Troy Staton has been cutting hair since he was 13. He started on his mother’s porch. Then he began hanging around local barber shops. One of those barbers encouraged him to get formal training through the Westside Skills Center. After that, he studied under some of the city’s best known and best loved master barbers.
“You ever watch those old karate movies? That’s pretty much my story,” Staton says. “I went from master to master, and each one taught me something, instilled something in me. Then, I became the student that had something from each master.”
Barbershops have always been central to Staton’s own life, but he sees their significance throughout the community as cultural cornerstone. “Historically, being a barber or a beautician was one of the first jobs a person could have coming out of slavery or share cropping,” he explains. “That’s why you see so many influential Black people—politicians, businesspeople, lawyers—their parents were often barbers.”
When he opened up his first shop, New Beginnings, it happened to be nestled between an elementary school and an alternative high school. He started bringing art into his barbershop to show the kids and broaden their horizons, but he soon realized it was helping the whole community. Eventually, these exhibitions turned into the LuvsArt project, and Staton was showcasing some of the city’s finest African American artists in his shop.
Over the years, as Staton became more engaged in community work through community associations and other outreach programs, he realized there were so many needs, especially when looking at the health disparities in the Black community. About five years ago, he started working with Kaiser Permanente to pilot a program to offer health screenings at New Beginnings. The first year they did 117 screenings. The second year they expanded the program to include two other barbershops and two salons, conducting more than 1,000 screenings. This past year, before COVID-19 hit, the program did more than 5,000 screenings across the five participating shops.
Bringing resources into the community and making them accessible is the idea behind More Than a Shop. In partnership with groups like Kaiser Permanente, the Enoch Pratt, and others, More Than a Shop works across a citywide network of 12 barbershops and salons. They address issues in the community, including health disparities, food deserts, literacy, trauma-informed care, teen sexual awareness, and elder abuse. As part of the OSI Community Fellowship, Staton will continue to build the network and the resources it offers.
“I have quite a few other friends that are OSI Community Fellows, and I have seen the work that they have done—connections to resources and the network that comes with that,” says Staton. “From what I have seen, I believe I can get a lot more done being part of the OSI network.”
While he works to scale up his citywide network, he sees this as a model that can be replicated in other cities and communities across the country.
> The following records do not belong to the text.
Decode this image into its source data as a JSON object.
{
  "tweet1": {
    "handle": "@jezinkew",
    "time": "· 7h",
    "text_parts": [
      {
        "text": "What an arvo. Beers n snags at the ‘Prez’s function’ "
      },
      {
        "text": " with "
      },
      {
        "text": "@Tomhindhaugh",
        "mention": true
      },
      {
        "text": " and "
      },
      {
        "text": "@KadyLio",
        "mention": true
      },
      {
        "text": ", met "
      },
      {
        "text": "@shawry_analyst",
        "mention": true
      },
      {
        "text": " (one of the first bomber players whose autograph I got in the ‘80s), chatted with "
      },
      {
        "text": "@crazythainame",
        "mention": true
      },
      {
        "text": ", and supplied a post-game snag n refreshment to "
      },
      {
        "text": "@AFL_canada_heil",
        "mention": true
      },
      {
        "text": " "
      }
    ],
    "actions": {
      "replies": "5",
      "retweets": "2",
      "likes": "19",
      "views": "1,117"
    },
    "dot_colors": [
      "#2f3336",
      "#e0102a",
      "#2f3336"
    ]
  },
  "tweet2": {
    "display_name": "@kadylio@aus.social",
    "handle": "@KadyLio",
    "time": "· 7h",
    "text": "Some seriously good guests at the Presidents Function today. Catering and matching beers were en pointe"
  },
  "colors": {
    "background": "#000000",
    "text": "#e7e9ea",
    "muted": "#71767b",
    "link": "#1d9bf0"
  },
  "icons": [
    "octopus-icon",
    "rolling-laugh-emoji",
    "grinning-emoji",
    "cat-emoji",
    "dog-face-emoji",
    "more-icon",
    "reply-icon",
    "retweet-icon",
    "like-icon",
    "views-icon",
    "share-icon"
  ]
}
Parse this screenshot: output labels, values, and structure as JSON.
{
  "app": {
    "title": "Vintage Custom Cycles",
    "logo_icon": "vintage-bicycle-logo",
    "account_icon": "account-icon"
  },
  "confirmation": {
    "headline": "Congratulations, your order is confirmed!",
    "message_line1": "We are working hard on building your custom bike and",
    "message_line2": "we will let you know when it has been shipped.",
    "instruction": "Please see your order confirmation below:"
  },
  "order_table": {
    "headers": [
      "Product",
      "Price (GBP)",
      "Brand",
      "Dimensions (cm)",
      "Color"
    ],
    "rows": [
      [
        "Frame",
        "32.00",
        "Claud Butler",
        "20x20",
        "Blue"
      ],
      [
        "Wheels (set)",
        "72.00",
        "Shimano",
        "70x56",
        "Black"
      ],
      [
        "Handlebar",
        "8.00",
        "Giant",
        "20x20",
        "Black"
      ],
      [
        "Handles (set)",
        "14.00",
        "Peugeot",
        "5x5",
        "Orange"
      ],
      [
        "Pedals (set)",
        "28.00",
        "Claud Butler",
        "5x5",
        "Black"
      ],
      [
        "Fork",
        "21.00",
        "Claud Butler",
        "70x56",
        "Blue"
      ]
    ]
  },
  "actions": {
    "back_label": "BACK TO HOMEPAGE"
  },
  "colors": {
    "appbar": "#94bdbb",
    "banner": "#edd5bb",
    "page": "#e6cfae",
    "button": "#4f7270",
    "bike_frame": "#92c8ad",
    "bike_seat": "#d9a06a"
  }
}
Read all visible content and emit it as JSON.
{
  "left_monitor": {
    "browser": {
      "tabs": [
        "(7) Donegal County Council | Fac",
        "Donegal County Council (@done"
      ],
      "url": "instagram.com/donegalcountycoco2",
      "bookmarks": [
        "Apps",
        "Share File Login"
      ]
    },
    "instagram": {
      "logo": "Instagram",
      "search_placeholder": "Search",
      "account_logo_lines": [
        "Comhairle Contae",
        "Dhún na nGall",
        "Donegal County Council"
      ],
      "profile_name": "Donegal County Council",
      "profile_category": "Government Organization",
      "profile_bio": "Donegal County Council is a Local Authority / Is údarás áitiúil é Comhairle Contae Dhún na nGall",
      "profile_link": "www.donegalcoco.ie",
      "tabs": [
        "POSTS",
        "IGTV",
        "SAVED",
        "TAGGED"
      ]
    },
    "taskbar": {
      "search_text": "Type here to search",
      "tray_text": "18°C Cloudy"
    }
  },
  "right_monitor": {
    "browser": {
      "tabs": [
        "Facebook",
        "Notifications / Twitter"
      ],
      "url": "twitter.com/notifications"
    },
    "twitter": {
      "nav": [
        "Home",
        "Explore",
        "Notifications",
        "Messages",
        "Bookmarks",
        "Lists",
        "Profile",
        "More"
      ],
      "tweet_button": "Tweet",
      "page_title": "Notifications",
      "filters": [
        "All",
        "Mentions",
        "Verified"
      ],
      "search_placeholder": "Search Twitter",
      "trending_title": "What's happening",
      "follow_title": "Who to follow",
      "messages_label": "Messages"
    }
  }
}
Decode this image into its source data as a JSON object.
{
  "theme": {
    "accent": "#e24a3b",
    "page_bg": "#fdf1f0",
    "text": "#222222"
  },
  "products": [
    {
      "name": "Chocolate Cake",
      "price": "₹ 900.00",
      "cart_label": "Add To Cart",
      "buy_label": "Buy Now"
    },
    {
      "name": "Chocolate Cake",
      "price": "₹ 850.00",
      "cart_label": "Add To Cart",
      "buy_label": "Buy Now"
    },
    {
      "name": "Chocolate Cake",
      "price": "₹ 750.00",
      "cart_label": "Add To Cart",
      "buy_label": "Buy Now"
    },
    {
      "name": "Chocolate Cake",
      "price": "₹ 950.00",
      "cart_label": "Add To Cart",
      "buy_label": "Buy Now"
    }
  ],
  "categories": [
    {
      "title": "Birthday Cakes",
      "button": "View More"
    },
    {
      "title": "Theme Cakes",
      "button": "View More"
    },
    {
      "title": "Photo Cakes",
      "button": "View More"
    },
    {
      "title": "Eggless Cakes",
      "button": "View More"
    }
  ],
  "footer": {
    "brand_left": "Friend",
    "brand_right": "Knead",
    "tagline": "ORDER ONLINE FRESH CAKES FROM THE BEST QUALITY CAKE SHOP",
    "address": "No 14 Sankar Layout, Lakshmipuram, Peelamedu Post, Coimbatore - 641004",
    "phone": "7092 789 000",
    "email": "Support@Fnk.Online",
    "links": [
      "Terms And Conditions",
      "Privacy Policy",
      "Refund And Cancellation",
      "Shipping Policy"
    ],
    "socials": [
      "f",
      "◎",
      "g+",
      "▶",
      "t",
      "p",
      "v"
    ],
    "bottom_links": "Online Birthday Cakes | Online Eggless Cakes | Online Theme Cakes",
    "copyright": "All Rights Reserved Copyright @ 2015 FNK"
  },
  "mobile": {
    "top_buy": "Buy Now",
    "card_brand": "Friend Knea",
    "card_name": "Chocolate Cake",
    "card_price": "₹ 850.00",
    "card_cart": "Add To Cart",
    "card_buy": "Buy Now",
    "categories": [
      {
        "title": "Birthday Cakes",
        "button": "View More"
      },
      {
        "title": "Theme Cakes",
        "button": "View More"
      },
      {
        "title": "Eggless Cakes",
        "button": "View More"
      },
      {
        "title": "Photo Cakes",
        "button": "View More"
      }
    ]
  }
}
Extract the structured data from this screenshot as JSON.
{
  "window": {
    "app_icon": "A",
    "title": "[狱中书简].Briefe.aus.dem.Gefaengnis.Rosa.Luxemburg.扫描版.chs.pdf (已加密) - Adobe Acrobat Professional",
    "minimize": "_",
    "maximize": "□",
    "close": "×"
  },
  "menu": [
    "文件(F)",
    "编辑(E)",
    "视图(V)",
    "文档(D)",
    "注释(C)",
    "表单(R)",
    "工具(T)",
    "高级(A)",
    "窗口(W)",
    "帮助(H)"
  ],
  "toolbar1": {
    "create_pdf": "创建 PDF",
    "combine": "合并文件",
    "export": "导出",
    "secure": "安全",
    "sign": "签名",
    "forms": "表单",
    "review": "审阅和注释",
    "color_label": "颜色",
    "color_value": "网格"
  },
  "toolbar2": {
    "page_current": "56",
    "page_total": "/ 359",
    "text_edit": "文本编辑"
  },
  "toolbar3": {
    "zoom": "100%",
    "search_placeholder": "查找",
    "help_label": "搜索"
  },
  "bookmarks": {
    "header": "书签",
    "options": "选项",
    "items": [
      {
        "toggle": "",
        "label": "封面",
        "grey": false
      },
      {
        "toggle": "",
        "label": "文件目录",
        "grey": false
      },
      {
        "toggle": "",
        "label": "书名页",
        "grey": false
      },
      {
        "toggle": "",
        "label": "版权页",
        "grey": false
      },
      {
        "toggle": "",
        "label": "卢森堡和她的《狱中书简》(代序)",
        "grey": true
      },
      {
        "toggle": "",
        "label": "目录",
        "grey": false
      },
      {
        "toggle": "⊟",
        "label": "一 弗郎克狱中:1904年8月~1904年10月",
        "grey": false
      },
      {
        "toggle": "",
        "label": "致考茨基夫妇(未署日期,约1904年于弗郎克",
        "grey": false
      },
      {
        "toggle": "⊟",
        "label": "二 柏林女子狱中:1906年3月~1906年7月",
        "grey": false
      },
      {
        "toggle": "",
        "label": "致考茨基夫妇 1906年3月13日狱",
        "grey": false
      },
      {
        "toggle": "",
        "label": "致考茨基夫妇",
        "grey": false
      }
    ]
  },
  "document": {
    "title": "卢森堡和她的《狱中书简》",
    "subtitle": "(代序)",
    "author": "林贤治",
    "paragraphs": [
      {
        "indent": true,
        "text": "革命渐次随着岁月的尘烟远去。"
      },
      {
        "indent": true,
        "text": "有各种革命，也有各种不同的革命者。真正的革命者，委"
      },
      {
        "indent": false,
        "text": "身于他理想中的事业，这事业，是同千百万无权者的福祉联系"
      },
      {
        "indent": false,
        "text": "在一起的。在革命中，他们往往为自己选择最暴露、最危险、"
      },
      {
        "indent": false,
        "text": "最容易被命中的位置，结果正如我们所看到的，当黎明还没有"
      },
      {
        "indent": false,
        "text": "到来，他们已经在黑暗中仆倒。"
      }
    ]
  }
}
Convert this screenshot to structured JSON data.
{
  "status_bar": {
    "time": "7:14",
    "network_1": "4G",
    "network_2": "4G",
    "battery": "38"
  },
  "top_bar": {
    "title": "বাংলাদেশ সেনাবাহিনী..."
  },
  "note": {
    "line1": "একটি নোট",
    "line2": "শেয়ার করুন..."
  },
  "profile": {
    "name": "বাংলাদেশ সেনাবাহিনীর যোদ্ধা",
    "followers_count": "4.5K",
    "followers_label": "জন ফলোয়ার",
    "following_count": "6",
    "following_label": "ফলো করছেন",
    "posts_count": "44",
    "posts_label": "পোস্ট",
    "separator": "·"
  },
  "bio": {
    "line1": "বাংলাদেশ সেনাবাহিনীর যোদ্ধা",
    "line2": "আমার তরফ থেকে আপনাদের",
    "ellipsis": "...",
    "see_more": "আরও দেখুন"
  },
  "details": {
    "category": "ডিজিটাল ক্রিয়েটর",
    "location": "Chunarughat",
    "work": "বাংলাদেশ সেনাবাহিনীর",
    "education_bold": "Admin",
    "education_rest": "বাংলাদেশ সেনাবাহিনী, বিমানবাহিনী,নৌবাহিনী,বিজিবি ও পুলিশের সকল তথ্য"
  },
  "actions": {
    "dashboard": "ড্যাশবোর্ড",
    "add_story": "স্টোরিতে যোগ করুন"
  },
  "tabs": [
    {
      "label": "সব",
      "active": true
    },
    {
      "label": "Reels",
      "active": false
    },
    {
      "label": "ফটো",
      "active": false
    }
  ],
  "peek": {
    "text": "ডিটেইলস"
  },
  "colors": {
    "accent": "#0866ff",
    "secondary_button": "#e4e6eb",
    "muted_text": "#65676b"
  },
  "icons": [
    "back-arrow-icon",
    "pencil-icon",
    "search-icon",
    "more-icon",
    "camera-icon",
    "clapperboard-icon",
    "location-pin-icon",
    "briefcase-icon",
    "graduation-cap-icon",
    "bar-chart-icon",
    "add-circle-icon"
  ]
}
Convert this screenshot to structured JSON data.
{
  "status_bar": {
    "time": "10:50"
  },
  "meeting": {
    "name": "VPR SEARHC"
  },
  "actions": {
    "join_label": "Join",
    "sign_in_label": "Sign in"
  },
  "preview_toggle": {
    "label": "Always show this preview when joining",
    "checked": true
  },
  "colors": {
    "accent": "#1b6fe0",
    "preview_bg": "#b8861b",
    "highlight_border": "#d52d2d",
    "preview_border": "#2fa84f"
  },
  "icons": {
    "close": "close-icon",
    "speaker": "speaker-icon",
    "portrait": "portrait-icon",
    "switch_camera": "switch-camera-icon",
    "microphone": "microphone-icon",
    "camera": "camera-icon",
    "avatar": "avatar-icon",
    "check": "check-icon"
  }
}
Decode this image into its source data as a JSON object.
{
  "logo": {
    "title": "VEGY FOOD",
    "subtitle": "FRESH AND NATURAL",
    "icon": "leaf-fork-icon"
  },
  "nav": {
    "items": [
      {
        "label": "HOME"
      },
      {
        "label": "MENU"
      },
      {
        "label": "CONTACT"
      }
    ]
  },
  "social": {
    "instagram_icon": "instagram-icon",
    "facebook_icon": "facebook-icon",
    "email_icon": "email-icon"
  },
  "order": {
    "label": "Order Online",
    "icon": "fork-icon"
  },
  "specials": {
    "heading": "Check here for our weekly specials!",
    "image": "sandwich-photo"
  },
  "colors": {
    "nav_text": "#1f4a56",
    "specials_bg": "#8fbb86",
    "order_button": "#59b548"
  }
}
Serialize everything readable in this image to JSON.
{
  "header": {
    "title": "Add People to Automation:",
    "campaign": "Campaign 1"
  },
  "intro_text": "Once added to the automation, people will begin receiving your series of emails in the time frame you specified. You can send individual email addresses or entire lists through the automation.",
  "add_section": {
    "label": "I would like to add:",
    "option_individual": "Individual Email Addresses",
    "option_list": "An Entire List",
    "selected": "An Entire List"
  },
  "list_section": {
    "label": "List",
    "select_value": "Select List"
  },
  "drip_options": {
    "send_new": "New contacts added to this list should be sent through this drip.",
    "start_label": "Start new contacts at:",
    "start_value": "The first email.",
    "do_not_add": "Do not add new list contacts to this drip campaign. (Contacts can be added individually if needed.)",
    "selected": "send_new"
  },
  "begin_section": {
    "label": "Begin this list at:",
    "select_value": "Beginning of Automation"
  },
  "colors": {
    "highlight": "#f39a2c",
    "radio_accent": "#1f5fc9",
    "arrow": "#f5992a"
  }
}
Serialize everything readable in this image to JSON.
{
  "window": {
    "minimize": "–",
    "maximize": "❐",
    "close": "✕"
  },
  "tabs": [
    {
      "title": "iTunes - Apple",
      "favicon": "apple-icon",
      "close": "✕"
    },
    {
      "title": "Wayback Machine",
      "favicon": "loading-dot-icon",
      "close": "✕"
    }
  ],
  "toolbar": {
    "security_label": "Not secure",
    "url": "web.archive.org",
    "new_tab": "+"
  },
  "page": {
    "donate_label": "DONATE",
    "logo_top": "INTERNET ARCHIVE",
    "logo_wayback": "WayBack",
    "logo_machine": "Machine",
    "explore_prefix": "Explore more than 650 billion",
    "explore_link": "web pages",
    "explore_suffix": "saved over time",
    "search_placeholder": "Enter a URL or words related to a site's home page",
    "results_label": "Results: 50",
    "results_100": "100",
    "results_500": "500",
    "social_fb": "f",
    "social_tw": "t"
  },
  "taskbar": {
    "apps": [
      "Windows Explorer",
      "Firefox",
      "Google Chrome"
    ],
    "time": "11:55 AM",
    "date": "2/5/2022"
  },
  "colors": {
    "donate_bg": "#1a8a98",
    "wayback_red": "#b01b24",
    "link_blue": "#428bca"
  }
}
“Barbers listen to people all day. We already understand the issues in our communities. And we’re trusted,” says Staton. “If we can educate the barbers and the beauticians, then we can educate the community.”